Pulled pork sandwich, from Ruhlman's Twenty. Photo by Donna Turner Ruhlman

With these last few posts on cooking for groups, it occurred to me that I should post one of my go-to, fabulously easy, always-gets-raves main course that serves a lot of people.  East Carolina barbecue, called pulled pork here up north.

When I arrived at Duke University in Durham, North Carolina, from Cleveland, Ohio, in the 1980s I knew the word barbecue to be a verb. You did it on a grill. As a noun, it meant a gathering to eat food cooked on a grill—it was something you had, something you invited neighbors to.

But on the drive back from a place called Jugtown (to get there we’d gone through a town called Whynot, with a church named after the town; loved that), we stopped at what looked like an actual shack in the woods, billowing smoke, and had the most amazing true-blue unbelievable Carolina barbecue.  I remember asking, “It’s just called barbecue?”  I’d never had anything like it.  It marked my introduction to the pig.  I’d grown up with pork chops, pork roast (with Lipton dried onion soup on top), and spareribs, but barbecue was a revelation.  Sweet, sour, porky, smoky, giving a pleasure that made my spine hum.

It wasn’t till years later when friends made a version of it that I thought to develop my own, or really just read a few traditional recipes and create a version that is as close to what I ate and still eat when I return to North Carolina.  (Not many traditional recipes call for fish sauce.)

But it’s true to East Carolina barbecue traditional: vinegar, sugar, red chilli flakes, mixed with pork that’s cooked low and slow till it pulls apart between two forks.  (Go west, go south and barbecue morphs into a whole other dish).

The following recipe should be enough sauce for a 5-pound bone-in pork shoulder.

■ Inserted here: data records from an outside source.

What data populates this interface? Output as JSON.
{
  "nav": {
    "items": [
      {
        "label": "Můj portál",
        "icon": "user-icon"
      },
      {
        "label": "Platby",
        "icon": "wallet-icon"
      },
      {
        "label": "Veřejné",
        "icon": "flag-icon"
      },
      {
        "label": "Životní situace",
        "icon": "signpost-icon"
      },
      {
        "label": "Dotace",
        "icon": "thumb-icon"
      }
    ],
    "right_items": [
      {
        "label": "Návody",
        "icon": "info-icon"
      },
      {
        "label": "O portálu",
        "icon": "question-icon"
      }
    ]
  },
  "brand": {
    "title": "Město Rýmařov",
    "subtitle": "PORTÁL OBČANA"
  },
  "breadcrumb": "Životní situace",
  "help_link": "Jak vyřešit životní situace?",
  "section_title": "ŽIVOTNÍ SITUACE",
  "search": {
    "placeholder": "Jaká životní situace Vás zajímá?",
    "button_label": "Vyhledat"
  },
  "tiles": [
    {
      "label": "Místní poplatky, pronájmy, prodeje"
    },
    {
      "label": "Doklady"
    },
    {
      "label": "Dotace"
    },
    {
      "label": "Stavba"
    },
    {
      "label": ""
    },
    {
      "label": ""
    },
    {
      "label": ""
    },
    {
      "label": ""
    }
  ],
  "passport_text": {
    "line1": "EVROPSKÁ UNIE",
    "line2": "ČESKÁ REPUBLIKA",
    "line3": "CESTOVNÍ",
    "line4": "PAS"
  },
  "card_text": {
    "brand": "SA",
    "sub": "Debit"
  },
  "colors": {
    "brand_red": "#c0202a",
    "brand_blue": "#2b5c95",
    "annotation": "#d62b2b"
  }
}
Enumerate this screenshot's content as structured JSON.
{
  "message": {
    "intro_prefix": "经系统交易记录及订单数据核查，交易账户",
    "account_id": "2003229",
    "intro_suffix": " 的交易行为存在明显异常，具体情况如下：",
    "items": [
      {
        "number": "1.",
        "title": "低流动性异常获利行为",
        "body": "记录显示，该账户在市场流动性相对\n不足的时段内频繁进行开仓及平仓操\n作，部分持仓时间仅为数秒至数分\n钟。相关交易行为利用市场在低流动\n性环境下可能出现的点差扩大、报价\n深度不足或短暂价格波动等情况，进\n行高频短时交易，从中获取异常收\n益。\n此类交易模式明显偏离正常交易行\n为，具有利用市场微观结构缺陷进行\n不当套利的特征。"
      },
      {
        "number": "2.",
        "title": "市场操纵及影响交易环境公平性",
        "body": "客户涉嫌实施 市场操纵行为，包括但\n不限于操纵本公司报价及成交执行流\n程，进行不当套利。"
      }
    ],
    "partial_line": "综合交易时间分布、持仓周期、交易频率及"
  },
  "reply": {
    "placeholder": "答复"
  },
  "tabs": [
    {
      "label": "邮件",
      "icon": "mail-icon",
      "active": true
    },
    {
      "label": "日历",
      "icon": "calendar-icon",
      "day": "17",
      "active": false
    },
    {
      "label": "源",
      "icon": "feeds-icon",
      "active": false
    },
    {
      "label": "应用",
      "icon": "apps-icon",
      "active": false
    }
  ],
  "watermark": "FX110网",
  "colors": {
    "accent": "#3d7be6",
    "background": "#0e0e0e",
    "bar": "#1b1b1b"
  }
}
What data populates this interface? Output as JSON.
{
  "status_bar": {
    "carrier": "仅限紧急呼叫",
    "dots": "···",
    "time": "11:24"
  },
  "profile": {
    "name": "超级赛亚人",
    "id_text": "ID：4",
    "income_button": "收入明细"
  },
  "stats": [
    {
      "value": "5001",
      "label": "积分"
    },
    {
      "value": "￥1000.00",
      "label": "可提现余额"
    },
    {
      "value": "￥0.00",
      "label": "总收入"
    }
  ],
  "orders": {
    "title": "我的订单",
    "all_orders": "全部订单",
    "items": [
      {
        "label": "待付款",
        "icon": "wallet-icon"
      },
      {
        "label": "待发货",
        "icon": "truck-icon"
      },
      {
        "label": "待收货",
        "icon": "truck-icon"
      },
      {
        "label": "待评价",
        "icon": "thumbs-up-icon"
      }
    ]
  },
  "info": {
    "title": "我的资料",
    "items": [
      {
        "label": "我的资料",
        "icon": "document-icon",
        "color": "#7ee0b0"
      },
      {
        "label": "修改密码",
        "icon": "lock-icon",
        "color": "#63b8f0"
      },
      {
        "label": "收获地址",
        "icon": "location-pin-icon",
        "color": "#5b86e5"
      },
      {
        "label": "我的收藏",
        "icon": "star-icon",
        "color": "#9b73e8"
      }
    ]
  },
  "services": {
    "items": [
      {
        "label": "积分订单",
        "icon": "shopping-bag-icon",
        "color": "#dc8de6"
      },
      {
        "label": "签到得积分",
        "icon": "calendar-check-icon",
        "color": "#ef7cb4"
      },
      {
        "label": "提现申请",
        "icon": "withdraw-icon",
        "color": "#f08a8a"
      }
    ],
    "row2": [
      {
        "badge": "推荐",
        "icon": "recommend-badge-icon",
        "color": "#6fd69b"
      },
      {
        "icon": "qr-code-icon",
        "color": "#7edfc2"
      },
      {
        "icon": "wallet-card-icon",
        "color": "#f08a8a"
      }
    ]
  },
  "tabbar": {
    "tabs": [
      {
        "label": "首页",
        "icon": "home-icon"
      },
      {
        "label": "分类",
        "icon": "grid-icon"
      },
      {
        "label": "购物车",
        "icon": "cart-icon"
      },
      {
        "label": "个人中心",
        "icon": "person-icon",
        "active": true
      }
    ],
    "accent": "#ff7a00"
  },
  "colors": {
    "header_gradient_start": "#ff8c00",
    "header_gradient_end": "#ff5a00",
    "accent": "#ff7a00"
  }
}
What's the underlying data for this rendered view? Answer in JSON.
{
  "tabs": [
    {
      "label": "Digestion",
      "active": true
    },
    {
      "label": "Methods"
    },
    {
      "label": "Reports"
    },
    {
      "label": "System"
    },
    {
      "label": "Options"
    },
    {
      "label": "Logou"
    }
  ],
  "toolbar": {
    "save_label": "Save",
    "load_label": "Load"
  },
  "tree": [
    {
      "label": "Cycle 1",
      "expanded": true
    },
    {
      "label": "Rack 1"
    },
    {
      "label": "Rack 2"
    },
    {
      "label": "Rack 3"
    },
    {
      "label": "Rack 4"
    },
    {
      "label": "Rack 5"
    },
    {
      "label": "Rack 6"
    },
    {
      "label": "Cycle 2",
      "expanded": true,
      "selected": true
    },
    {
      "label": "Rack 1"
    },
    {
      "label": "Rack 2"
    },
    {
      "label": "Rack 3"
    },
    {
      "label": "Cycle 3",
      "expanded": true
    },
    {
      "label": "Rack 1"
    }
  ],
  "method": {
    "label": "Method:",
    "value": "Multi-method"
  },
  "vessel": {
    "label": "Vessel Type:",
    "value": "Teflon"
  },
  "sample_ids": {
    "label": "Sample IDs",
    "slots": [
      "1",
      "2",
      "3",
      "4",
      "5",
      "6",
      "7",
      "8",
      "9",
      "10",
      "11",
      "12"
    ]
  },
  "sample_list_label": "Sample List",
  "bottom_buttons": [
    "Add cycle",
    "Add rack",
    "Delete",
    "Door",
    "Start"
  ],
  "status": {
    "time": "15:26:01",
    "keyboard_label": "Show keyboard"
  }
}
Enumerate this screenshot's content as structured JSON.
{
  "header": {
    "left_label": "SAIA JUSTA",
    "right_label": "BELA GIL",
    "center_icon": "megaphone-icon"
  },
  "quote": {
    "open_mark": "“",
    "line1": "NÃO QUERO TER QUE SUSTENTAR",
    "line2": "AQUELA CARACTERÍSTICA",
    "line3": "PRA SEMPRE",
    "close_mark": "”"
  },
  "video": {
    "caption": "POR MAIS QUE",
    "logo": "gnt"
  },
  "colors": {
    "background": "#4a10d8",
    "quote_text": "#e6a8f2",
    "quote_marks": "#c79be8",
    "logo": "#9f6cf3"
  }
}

How you cook it is your business.  In my pre-Big Green Egg days, I’d sear it hard over coals in the Weber, covered, then put it in a Dutch oven for 4-6 hours at 250 degrees. Now I cook it 90 percent of the way on the big green egg for serious smoke flavor. I think smoke is critical, but if you want to make it super easy on yourself, put the raw shoulder in a Dutch oven and roast it covered at 225 overnight and that’ll do the trick as well.  Stir in the sauce. Taste for seasoning—salt, sweetness, acidity,heat. Adjust as you wish.

Having a superbowl party? This is a fabulous thing to prepare. It gets better the next day, so you can make it a day ahead and reheat. A five pound shoulder will feed 20 people.

Eastern North Carolina Barbecue Sauce

  • 1 cup/240 milliliters cider vinegar
  • 1/4 cup/50 grams firmly packed brown sugar
  • 1 tablespoon dried red chiles
  • 1 tablespoon fish sauce
  • Freshly ground black pepper
  • Kosher salt
    1. In a small saucepan, combine the vinegar, sugar, chiles, fish sauce, 1 tablespoon pepper, and 1 1/2 teaspoons salt. Bring just to a simmer, stirring to make sure the sugar and salt are dissolved.

Want to read more on the history of Carolina barbecue, this is an excellent history, Flavored By Time. One of the best barbecue books I’ve come across recently, and it’s heavily weighted in Texas Barbecue but it’s a great, is Peace, Love and Barbecue.

If you liked this post on Pulled Pork, check out these other links:

© 2012 Michael Ruhlman. Photo © 2012 Donna Turner-Ruhlman. All rights reserved